The General Data Protection Regulation (“GDPR”) will come into effect on 25 May 2018. It will have significant impact on how companies handle their personal data processing operations, so it is of utmost importance that companies already start implementing compliance processes internally. To this end, the Article 29 Data Protection Working Party (“WP 29”) has published three sets of guidelines that aim to clarify several key legal changes, giving its recommendations on how companies can ensure proper compliance with these new rules.
These guidelines were published on 16 December 2016, together with FAQs, and they address these three issues: (i) the right to data portability; (ii) Data Protection Officers (“DPO”); and (iii) the identification of the lead supervisory authority.
(i) The right to data portability
Article 20 of the GDPR strengthens the former access right and creates the right to data portability. This latter right enables data subjects to receive the personal data, which they have provided to a controller, in a structured, commonly-used, and machine-readable format, and to transmit them to another data controller. This right cannot be limited to the data that had already been directly communicated by the data subject, for example, on an online platform. Rather, it also covers data that are “provided” by the data subject by virtue of the use of a service or a device, e.g., through search history, traffic data, or location data. Technically, data controllers must enable data subjects to directly download the data concerned and also to directly transmit the data to another data controller “without hindrance”, regardless of the IT environment. In that respect, the WP 29 encourages industry stakeholders and trade associations to work together on establishing a common set of standards so that interoperability of the data format provided in the exercise of the data portability rights, can be ensured.
Under Article 37 of the GDPR, several types of entities will be required to appoint a DPO. These types of entities are: (i) a public authority or body, (ii) entities whose core activities consist of processing operations that require regular and systematic large-scale monitoring of data subjects, e.g., business engaging in profiling or tracking online behavior, operators of telecommunication networks or services, providers of wellness services that process fitness and health data via wearable devices, and other connected devices (e.g. smart meters, smart cars, home automation, …); or (iii) entities whose core activities consist of large-scale processing of sensitive categories of data, e.g., the activities of hospitals or biomedical companies, institutions that process information relating to criminal convictions; the processing of travel data of individuals using a city’s public transport system, the processing of personal data for behavioral advertising by a search engine, or the processing of data (content, traffic, location) by telephone or internet service providers. Appointing a DPO can also be an obligation imposed by national Member States, such as what Germany has done, or it can be voluntary. The DPO must be involved properly and timely in all issues that relate to the protection of personal data, and it must be given the necessary resources to carry out its tasks. He must assist the data controller in monitoring compliance with the GDPR, although he will not be responsible for it. His advice must also be sought in relation to data protection impact assessment.
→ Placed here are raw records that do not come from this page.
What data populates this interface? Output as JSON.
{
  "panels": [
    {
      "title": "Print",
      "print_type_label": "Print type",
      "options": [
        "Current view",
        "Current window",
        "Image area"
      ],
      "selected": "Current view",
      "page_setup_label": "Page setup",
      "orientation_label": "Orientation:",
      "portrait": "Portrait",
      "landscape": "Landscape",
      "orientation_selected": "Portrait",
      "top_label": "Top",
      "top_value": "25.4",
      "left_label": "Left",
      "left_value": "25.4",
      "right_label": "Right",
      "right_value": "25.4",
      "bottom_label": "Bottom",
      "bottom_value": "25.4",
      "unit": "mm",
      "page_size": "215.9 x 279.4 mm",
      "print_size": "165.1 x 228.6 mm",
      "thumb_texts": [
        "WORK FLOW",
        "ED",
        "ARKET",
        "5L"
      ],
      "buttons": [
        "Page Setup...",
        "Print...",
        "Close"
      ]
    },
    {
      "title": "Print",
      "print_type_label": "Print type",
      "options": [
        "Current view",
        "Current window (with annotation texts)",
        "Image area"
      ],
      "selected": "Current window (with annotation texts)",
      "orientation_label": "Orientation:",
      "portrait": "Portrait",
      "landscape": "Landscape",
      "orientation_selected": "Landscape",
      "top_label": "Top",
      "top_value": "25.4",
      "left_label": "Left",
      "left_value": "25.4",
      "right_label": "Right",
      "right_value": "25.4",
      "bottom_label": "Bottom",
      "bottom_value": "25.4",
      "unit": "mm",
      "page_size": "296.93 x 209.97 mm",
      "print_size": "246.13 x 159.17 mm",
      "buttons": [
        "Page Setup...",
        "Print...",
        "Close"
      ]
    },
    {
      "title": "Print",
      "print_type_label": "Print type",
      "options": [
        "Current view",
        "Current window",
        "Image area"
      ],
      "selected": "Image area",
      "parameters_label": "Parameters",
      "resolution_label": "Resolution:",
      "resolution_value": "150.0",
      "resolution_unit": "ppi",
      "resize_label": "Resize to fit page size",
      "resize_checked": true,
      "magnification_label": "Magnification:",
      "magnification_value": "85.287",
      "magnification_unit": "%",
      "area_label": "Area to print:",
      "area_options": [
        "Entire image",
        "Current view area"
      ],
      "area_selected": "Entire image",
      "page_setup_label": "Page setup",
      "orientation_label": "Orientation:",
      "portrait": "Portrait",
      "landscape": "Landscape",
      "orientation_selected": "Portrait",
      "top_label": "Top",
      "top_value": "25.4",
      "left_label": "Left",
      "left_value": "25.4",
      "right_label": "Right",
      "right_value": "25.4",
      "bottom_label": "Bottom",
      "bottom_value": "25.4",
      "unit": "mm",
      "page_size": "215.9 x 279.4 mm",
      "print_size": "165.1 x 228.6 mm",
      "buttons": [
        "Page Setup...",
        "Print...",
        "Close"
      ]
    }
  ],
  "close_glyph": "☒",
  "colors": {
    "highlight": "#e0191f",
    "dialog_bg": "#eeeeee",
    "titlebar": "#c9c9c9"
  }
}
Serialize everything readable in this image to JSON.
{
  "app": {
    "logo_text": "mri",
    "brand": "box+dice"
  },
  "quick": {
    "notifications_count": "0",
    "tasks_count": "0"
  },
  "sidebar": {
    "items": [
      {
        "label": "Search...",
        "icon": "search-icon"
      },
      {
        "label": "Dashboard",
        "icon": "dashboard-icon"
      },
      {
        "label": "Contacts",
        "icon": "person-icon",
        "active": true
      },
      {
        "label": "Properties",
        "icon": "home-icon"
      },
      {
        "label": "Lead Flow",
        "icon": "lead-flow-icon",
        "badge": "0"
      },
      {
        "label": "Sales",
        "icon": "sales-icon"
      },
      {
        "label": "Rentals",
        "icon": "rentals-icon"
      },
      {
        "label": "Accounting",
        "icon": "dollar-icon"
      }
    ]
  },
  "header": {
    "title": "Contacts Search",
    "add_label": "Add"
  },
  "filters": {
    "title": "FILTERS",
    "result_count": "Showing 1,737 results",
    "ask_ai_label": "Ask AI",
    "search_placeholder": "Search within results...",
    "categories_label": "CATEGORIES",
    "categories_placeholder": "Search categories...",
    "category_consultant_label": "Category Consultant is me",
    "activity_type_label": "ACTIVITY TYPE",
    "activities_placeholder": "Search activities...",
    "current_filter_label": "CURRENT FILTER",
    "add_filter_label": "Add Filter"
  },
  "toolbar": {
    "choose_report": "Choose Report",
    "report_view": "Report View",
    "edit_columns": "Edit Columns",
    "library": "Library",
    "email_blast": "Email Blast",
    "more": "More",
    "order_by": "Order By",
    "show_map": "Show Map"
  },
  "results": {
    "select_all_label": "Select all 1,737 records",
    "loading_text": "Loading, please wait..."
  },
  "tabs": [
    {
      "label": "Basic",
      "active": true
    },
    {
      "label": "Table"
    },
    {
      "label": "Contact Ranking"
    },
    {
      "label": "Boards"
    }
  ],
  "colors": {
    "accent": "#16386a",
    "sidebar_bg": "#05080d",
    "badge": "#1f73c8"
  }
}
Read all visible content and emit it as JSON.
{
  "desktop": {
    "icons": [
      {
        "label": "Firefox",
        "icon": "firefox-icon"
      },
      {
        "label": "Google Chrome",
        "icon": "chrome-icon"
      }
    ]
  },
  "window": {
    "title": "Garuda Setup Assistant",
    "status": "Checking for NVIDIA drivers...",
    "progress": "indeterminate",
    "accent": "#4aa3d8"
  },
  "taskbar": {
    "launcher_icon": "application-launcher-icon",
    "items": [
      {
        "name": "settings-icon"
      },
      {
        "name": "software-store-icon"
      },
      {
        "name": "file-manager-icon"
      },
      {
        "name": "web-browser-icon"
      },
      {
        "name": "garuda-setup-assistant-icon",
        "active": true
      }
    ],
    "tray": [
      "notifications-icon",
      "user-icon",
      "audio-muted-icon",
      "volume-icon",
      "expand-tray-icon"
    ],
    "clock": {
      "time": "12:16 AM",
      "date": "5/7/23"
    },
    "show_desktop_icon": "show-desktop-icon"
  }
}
In brief, companies must ensure that their DPO is informed and consulted from the very beginning on all data protection related projects or issues in order to facilitate compliance with the GDPR and to ensure a privacy by design approach.
(iii) Lead supervisory authority
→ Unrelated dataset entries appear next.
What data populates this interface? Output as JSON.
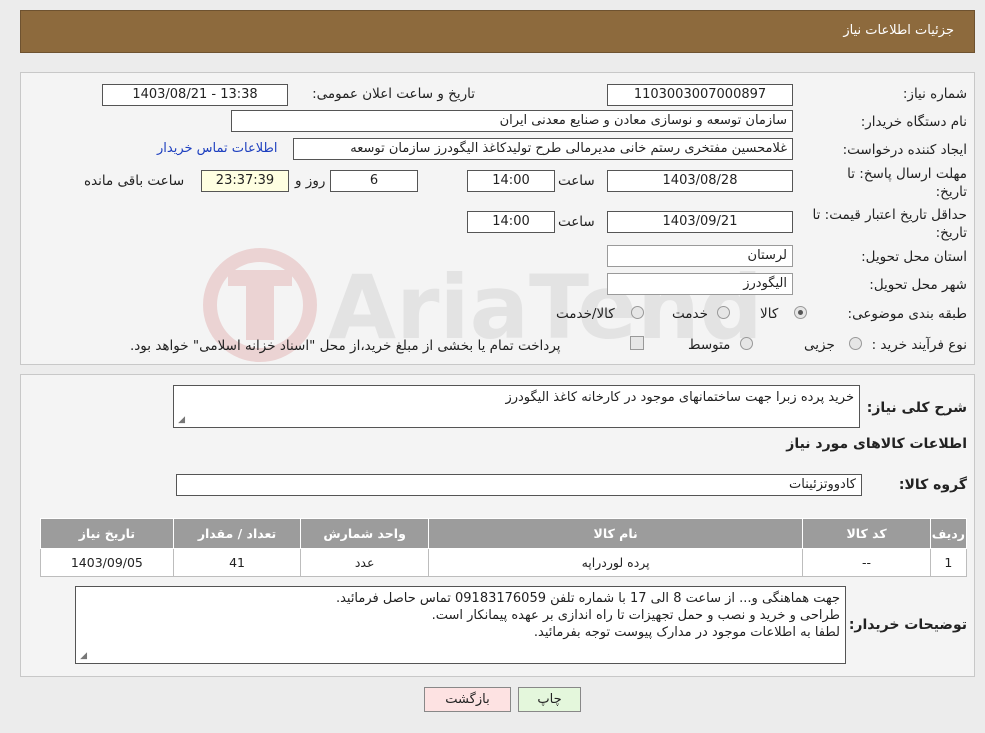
{
  "header": {
    "title": "جزئیات اطلاعات نیاز"
  },
  "info": {
    "need_number_label": "شماره نیاز:",
    "need_number": "1103003007000897",
    "announce_label": "تاریخ و ساعت اعلان عمومی:",
    "announce_value": "1403/08/21 - 13:38",
    "buyer_org_label": "نام دستگاه خریدار:",
    "buyer_org": "سازمان توسعه و نوسازی معادن و صنایع معدنی ایران",
    "creator_label": "ایجاد کننده درخواست:",
    "creator": "غلامحسین مفتخری رستم خانی مدیرمالی طرح تولیدکاغذ الیگودرز سازمان توسعه",
    "contact_link": "اطلاعات تماس خریدار",
    "deadline_label_1": "مهلت ارسال پاسخ: تا",
    "deadline_label_2": "تاریخ:",
    "deadline_date": "1403/08/28",
    "time_label": "ساعت",
    "deadline_time": "14:00",
    "days_value": "6",
    "days_label": "روز و",
    "remaining_time": "23:37:39",
    "remaining_label": "ساعت باقی مانده",
    "validity_label_1": "حداقل تاریخ اعتبار قیمت: تا",
    "validity_label_2": "تاریخ:",
    "validity_date": "1403/09/21",
    "validity_time": "14:00",
    "province_label": "استان محل تحویل:",
    "province": "لرستان",
    "city_label": "شهر محل تحویل:",
    "city": "الیگودرز",
    "category_label": "طبقه بندی موضوعی:",
    "category_options": [
      "کالا",
      "خدمت",
      "کالا/خدمت"
    ],
    "category_selected": "کالا",
    "purchase_type_label": "نوع فرآیند خرید :",
    "purchase_options": [
      "جزیی",
      "متوسط"
    ],
    "purchase_note": "پرداخت تمام یا بخشی از مبلغ خرید،از محل \"اسناد خزانه اسلامی\" خواهد بود."
  },
  "summary": {
    "label": "شرح کلی نیاز:",
    "text": "خرید پرده زبرا جهت ساختمانهای موجود در کارخانه کاغذ الیگودرز",
    "goods_section": "اطلاعات کالاهای مورد نیاز",
    "group_label": "گروه کالا:",
    "group_value": "کادووتزئینات"
  },
  "table": {
    "headers": [
      "ردیف",
      "کد کالا",
      "نام کالا",
      "واحد شمارش",
      "تعداد / مقدار",
      "تاریخ نیاز"
    ],
    "rows": [
      [
        "1",
        "--",
        "پرده لوردراپه",
        "عدد",
        "41",
        "1403/09/05"
      ]
    ]
  },
  "buyer_notes": {
    "label": "توضیحات خریدار:",
    "lines": [
      "جهت هماهنگی و... از ساعت 8 الی 17 با شماره تلفن 09183176059 تماس حاصل فرمائید.",
      "طراحی و خرید و نصب و حمل تجهیزات تا راه اندازی بر عهده پیمانکار است.",
      "لطفا به اطلاعات موجود در مدارک پیوست توجه بفرمائید."
    ]
  },
  "buttons": {
    "print": "چاپ",
    "back": "بازگشت"
  },
  "watermark": {
    "text": "AriaTender.neT"
  },
  "colors": {
    "header": "#8d6a3d",
    "table_header": "#9c9c9c",
    "back_button": "#fde2e2",
    "print_button": "#e4f7dc"
  }
}
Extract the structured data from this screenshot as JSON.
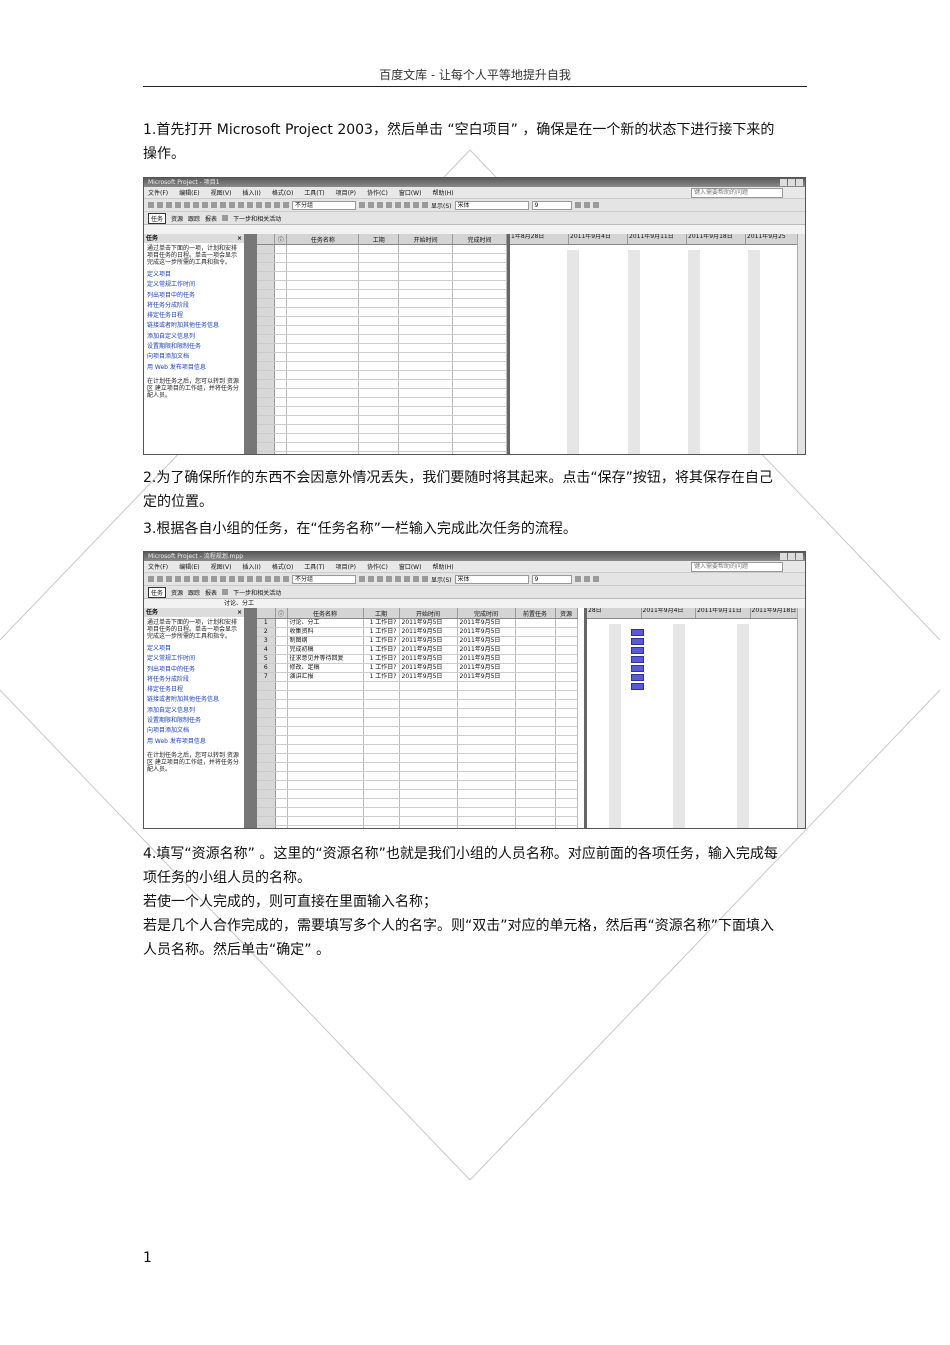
{
  "header": {
    "text": "百度文库  - 让每个人平等地提升自我"
  },
  "paragraphs": {
    "p1": "1.首先打开   Microsoft Project 2003，然后单击 “空白项目” ，确保是在一个新的状态下进行接下来的操作。",
    "p2": "2.为了确保所作的东西不会因意外情况丢失，我们要随时将其起来。点击“保存”按钮，将其保存在自己定的位置。",
    "p3": "3.根据各自小组的任务，在“任务名称”一栏输入完成此次任务的流程。",
    "p4": "4.填写“资源名称”  。这里的“资源名称”也就是我们小组的人员名称。对应前面的各项任务，输入完成每项任务的小组人员的名称。",
    "p5": "若使一个人完成的，则可直接在里面输入名称；",
    "p6": "若是几个人合作完成的，需要填写多个人的名字。则“双击”对应的单元格，然后再“资源名称”下面填入人员名称。然后单击“确定”    。"
  },
  "page_number": "1",
  "shot1": {
    "title": "Microsoft Project - 项目1",
    "menus": [
      "文件(F)",
      "编辑(E)",
      "视图(V)",
      "插入(I)",
      "格式(O)",
      "工具(T)",
      "项目(P)",
      "协作(C)",
      "窗口(W)",
      "帮助(H)"
    ],
    "help_placeholder": "键入需要帮助的问题",
    "group_combo": "不分组",
    "show_label": "显示(S)",
    "font_combo": "宋体",
    "size_combo": "9",
    "subbar": [
      "任务",
      "资源",
      "跟踪",
      "报表"
    ],
    "next_steps": "下一步和相关活动",
    "pane_title": "任务",
    "pane_intro": "通过单击下面的一项，计划和安排项目任务的日程。单击一项会显示完成这一步所需的工具和指令。",
    "pane_links": [
      "定义项目",
      "定义常规工作时间",
      "列出项目中的任务",
      "将任务分成阶段",
      "排定任务日程",
      "链接或者附加其他任务信息",
      "添加自定义信息列",
      "设置期限和限制任务",
      "向项目添加文档",
      "用 Web 发布项目信息"
    ],
    "pane_foot": "在计划任务之后，您可以转到 资源区 建立项目的工作组，并将任务分配人员。",
    "columns": [
      "任务名称",
      "工期",
      "开始时间",
      "完成时间"
    ],
    "gantt_weeks": [
      "1年8月28日",
      "2011年9月4日",
      "2011年9月11日",
      "2011年9月18日",
      "2011年9月25"
    ]
  },
  "shot2": {
    "title": "Microsoft Project - 流程规划.mpp",
    "menus": [
      "文件(F)",
      "编辑(E)",
      "视图(V)",
      "插入(I)",
      "格式(O)",
      "工具(T)",
      "项目(P)",
      "协作(C)",
      "窗口(W)",
      "帮助(H)"
    ],
    "help_placeholder": "键入需要帮助的问题",
    "group_combo": "不分组",
    "show_label": "显示(S)",
    "font_combo": "宋体",
    "size_combo": "9",
    "subbar": [
      "任务",
      "资源",
      "跟踪",
      "报表"
    ],
    "next_steps": "下一步和相关活动",
    "entry_text": "讨论、分工",
    "pane_title": "任务",
    "pane_intro": "通过单击下面的一项，计划和安排项目任务的日程。单击一项会显示完成这一步所需的工具和指令。",
    "pane_links": [
      "定义项目",
      "定义常规工作时间",
      "列出项目中的任务",
      "将任务分成阶段",
      "排定任务日程",
      "链接或者附加其他任务信息",
      "添加自定义信息列",
      "设置期限和限制任务",
      "向项目添加文档",
      "用 Web 发布项目信息"
    ],
    "pane_foot": "在计划任务之后，您可以转到 资源区 建立项目的工作组，并将任务分配人员。",
    "columns": [
      "任务名称",
      "工期",
      "开始时间",
      "完成时间",
      "前置任务",
      "资源"
    ],
    "tasks": [
      {
        "id": "1",
        "name": "讨论、分工",
        "duration": "1 工作日?",
        "start": "2011年9月5日",
        "finish": "2011年9月5日"
      },
      {
        "id": "2",
        "name": "收集资料",
        "duration": "1 工作日?",
        "start": "2011年9月5日",
        "finish": "2011年9月5日"
      },
      {
        "id": "3",
        "name": "制图纲",
        "duration": "1 工作日?",
        "start": "2011年9月5日",
        "finish": "2011年9月5日"
      },
      {
        "id": "4",
        "name": "完成初稿",
        "duration": "1 工作日?",
        "start": "2011年9月5日",
        "finish": "2011年9月5日"
      },
      {
        "id": "5",
        "name": "征求意见并等待回复",
        "duration": "1 工作日?",
        "start": "2011年9月5日",
        "finish": "2011年9月5日"
      },
      {
        "id": "6",
        "name": "修改、定稿",
        "duration": "1 工作日?",
        "start": "2011年9月5日",
        "finish": "2011年9月5日"
      },
      {
        "id": "7",
        "name": "演讲汇报",
        "duration": "1 工作日?",
        "start": "2011年9月5日",
        "finish": "2011年9月5日"
      }
    ],
    "gantt_weeks": [
      "28日",
      "2011年9月4日",
      "2011年9月11日",
      "2011年9月18日"
    ]
  }
}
If a data processing operation is not limited to a single Member State, several supervisory authorities (former DPAs) can be involved. The lead supervisory authority is the authority who has the primary responsibility for dealing with a cross-border data processing activity. This issue will thus arise only if there is a cross-border processing of personal data, i.e., if the processing takes place in the context of the activities of establishments in more than one Member State of a controller or processor in the Union where the controller or processor is established in more than one Member State; or if the processing occurs in the context of the activities of a single establishment of a controller or processor in the Union but which substantially affects or is likely to substantially affect data subjects in more than one Member State. According to the WP 29, this condition of “substantially affecting” must be handled on a case-by-case basis and must take into account the context of the processing, the type of data, the purpose of the processing and several factors such as whether the processing causes, or is likely to cause, damage, loss or distress to individuals, has, or is likely to have, an actual effect in terms of limited rights or denying an opportunity, affects or is likely to affect individuals’ s health, well-being, peace of mind or financial or economic status, leave individuals opened to discrimination , … Other supervisory authorities may be implicated by a personal data processing. The GDPR requires that they co-operate with the lead supervisory authority and that all decisions are taken to each authority’s satisfaction.
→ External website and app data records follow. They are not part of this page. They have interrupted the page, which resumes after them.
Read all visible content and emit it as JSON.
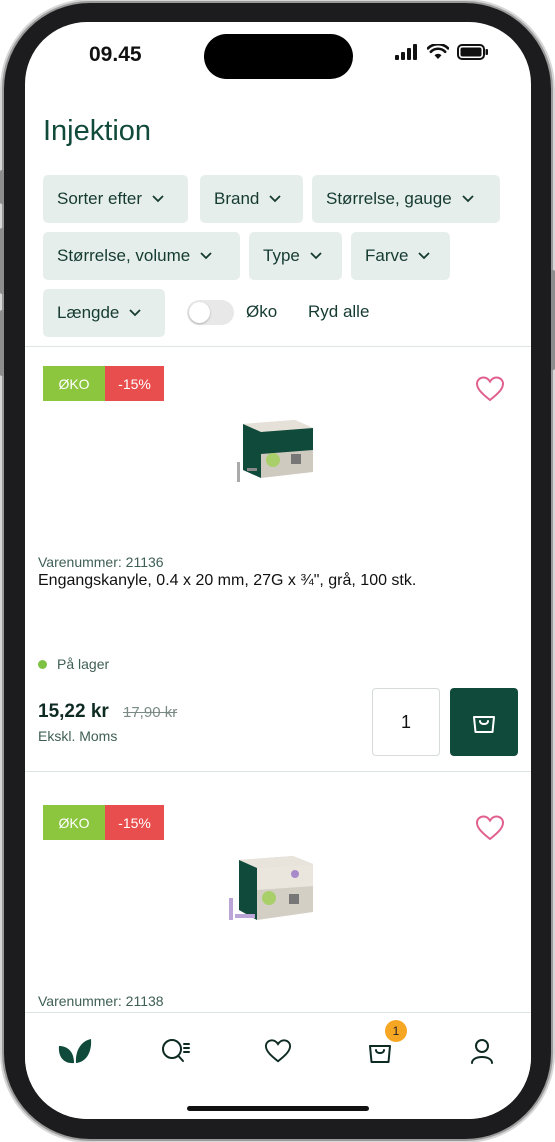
{
  "status_bar": {
    "time": "09.45"
  },
  "page": {
    "title": "Injektion"
  },
  "filters": {
    "chips": [
      "Sorter efter",
      "Brand",
      "Størrelse, gauge",
      "Størrelse, volume",
      "Type",
      "Farve",
      "Længde"
    ],
    "eco_toggle_label": "Øko",
    "eco_toggle_on": false,
    "clear_all": "Ryd alle"
  },
  "products": [
    {
      "badges": [
        "ØKO",
        "-15%"
      ],
      "sku": "Varenummer: 21136",
      "name": "Engangskanyle, 0.4 x 20 mm, 27G x ¾\", grå, 100 stk.",
      "stock": "På lager",
      "price": "15,22 kr",
      "old_price": "17,90 kr",
      "tax_note": "Ekskl. Moms",
      "quantity": "1"
    },
    {
      "badges": [
        "ØKO",
        "-15%"
      ],
      "sku": "Varenummer: 21138"
    }
  ],
  "bottom_nav": {
    "items": [
      "home-leaf-icon",
      "search-icon",
      "heart-icon",
      "cart-icon",
      "user-icon"
    ],
    "cart_count": "1"
  },
  "colors": {
    "brand_green": "#0f4a3a",
    "eco_badge": "#8cc63f",
    "discount_badge": "#e94e4e",
    "heart": "#e0608e",
    "chip_bg": "#e6eeeb",
    "cart_badge": "#f5a623"
  }
}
Stakeholders had until the end of January to comment on the published guidelines. Going forward, the WP 29 has announced that further guidelines on data protection impact assessments, on certification, and on the notion of high risk will be published. As from 2018, the WP 29 will become the European Data Protection Board (EDPB), which will be a larger and more prominent body. The EDPB will continue to provide guidance and updates on the GDPR and on all the questions and issues its implementation will trigger in the near future.